Nichole Murray is an equine assisted learning instructor in British Columbia. “I don’t have the ‘ridden my whole life’ story like lots of people do,” she says. “I ride for pleasure and take my horses camping.”
When Murray saw information about the inaugural 2020 Gaucho Derby in Patagonia, she was intrigued. “It combined all the things I like to do — travelling, camping, survival, navigating, fending for yourself, and being alone in the wilderness. And it had horses! I thought, that’s perfect — and signed up.
“It was a once-in-a-lifetime thing. I really wanted to be part of the first year so that it wasn’t really organized, so it had more adventure.
Nichole Murray entered the inaugural Gaucho Derby keen for adventure and describes it as a once-in-a-lifetime experience. Photo: Richard Dunwoody Photography
“The horses were amazing, and the scenery was really just out of this world. But there were so many things that went really not in an ideal way,” she adds. “And yet, I still had a great time.
“I think people hold onto expectations too tightly,” she explains. “But if we take a moment to look at the other things that are sometimes the side benefits, then you don’t end up missing the adventure you’re having because you’re upset about not having the adventure you thought you were going to have.”
She adds, “For people who are a bit hesitant [about adventure racing], there is a huge number of people out there who are willing to give as much information and help as somebody cares to ask for.”

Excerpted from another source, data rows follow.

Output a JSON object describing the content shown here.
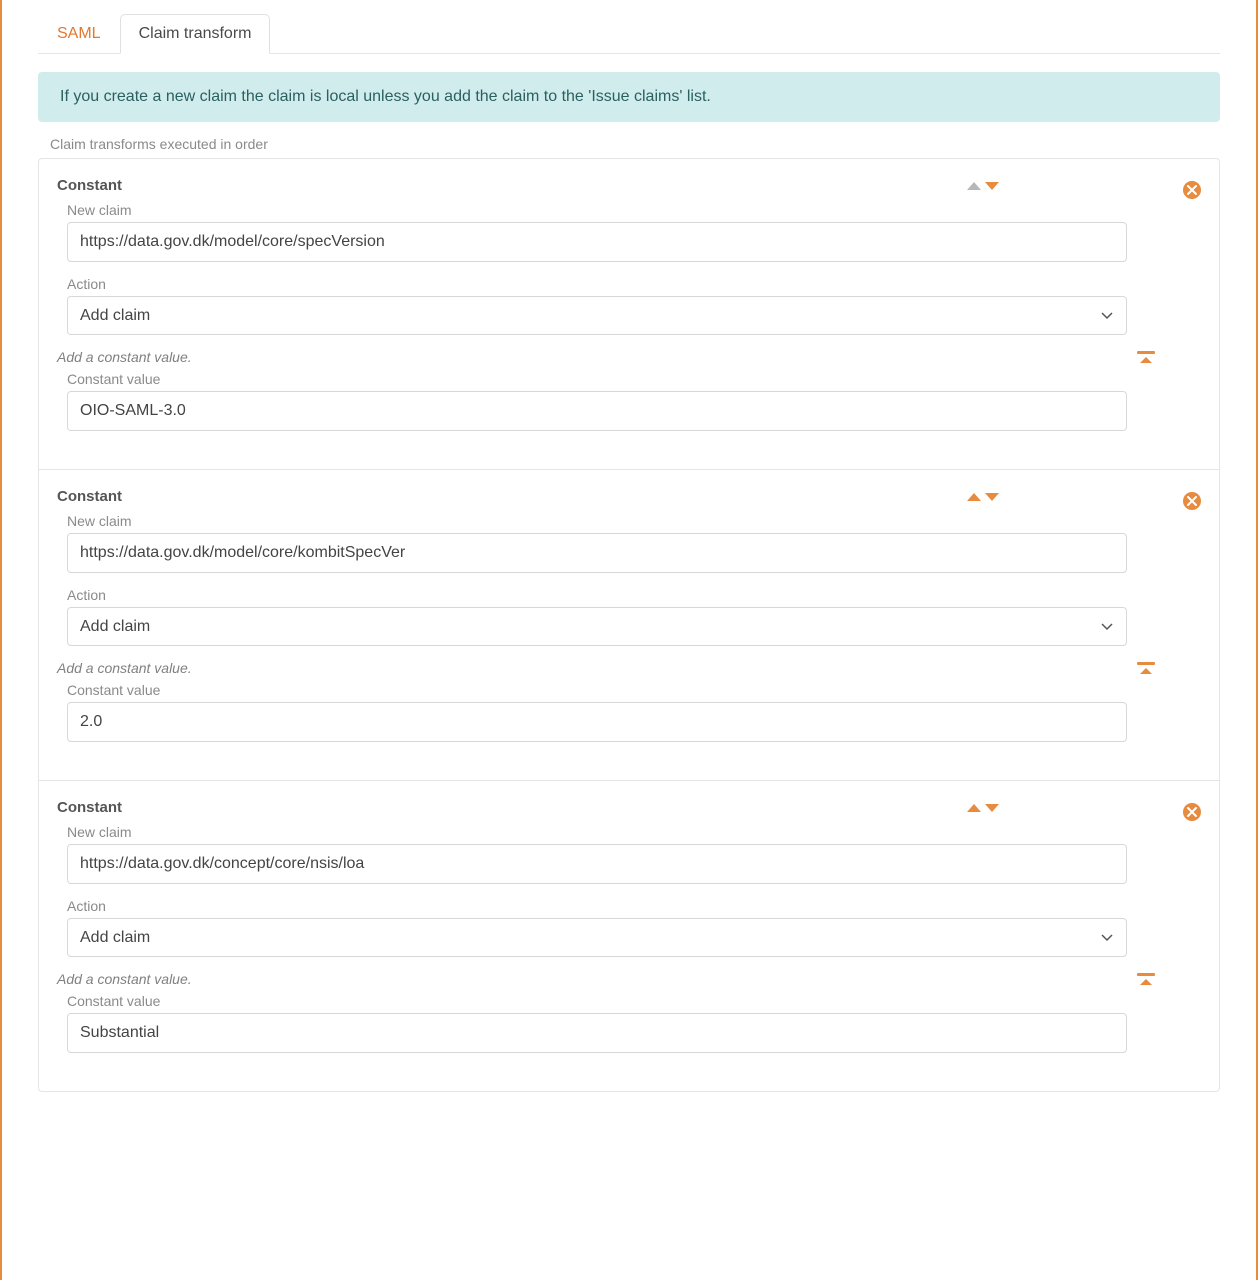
{
  "tabs": {
    "saml": "SAML",
    "claim_transform": "Claim transform"
  },
  "info_banner": "If you create a new claim the claim is local unless you add the claim to the 'Issue claims' list.",
  "section_hint": "Claim transforms executed in order",
  "labels": {
    "new_claim": "New claim",
    "action": "Action",
    "constant_value": "Constant value",
    "add_constant_note": "Add a constant value.",
    "action_option": "Add claim"
  },
  "transforms": [
    {
      "title": "Constant",
      "up_disabled": true,
      "new_claim": "https://data.gov.dk/model/core/specVersion",
      "action": "Add claim",
      "constant_value": "OIO-SAML-3.0"
    },
    {
      "title": "Constant",
      "up_disabled": false,
      "new_claim": "https://data.gov.dk/model/core/kombitSpecVer",
      "action": "Add claim",
      "constant_value": "2.0"
    },
    {
      "title": "Constant",
      "up_disabled": false,
      "new_claim": "https://data.gov.dk/concept/core/nsis/loa",
      "action": "Add claim",
      "constant_value": "Substantial"
    }
  ]
}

Chris Peterson is a veterinarian in Alberta who grew up riding in the East Kootenays and does pack trips in the Rocky Mountains. In 2020, Peterson rode in his first adventure race — the inaugural Gaucho Derby in Patagonia — and placed third.
“I always wanted to go to Argentina, and this was a good way to do it,” he explains. “I’d like to say it was just about the experience, but I’m pretty competitive. Having to find your way around with a Global Positioning System was completely new to me, too, so it was a learning experience and a challenge.
Chris Peterson placed third in the Gaucho Derby, his first adventure race. Photos: Richard Dunwoody Photography; Anya Campbell Photography (inset)
“The organizers were pretty transparent about this being the first race, so we went into it knowing full well that there might be hiccups. It’s extreme country, so it was not easy. But it was beautiful. The horses were anywhere from reasonably quiet to pretty spooky, which was part of the challenge.”
Reflecting on the race, Peterson says, “By the end of the race, the placings started to matter less and less to me. It was more about the experience — and I’m glad that I did it.”
Heidi Telstad is a British Columbian-based Pilates coach who was a horse-crazy kid until she headed off to university and took a 20-year hiatus from horses. Once back in the saddle, she dabbled in fox-hunting before finding endurance riding.
In 2016, Telstad entered the Mongol Derby and won it with two friends. She considers it the highlight of her life so far, saying, “I really don’t know if I’ll ever get the same adrenaline-filled adventure again. There is something thrilling about the unknown — the speed of bolting horses; danger of bodily injury; being chased and lunged at by Mongol mastiffs with the understanding that they will rip you apart if you fall off your horse; the constant fear of losing your horse at any moment; and finding your way across a completely foreign landscape.”
Above: Shane Kelly Photography
The 1,000-kilometre Mongol Derby through the Mongolian Steppe is described as the longest and toughest horse race on earth. “I really don’t know if I’ll ever get the same adrenaline-filled adventure again,” says Heidi Telstad of her adventure.
Below: Gore/Baylor Photography
Although the race more than met her expectations, Telstad says, “There was this element of danger that wore me out mentally. When I returned to Canada, I felt myself getting tense before riding, and feeling competitive. It took me a few months to settle down and enjoy riding again.”
So Telstad advises, “Don’t get too competitive. Expect the unexpected, look at the scenery, and enjoy getting to know the locals and their culture. Think of how lucky you are to be there, and your heart will be full.”
Great advice for riders who are lured by the excitement of horseback adventure racing.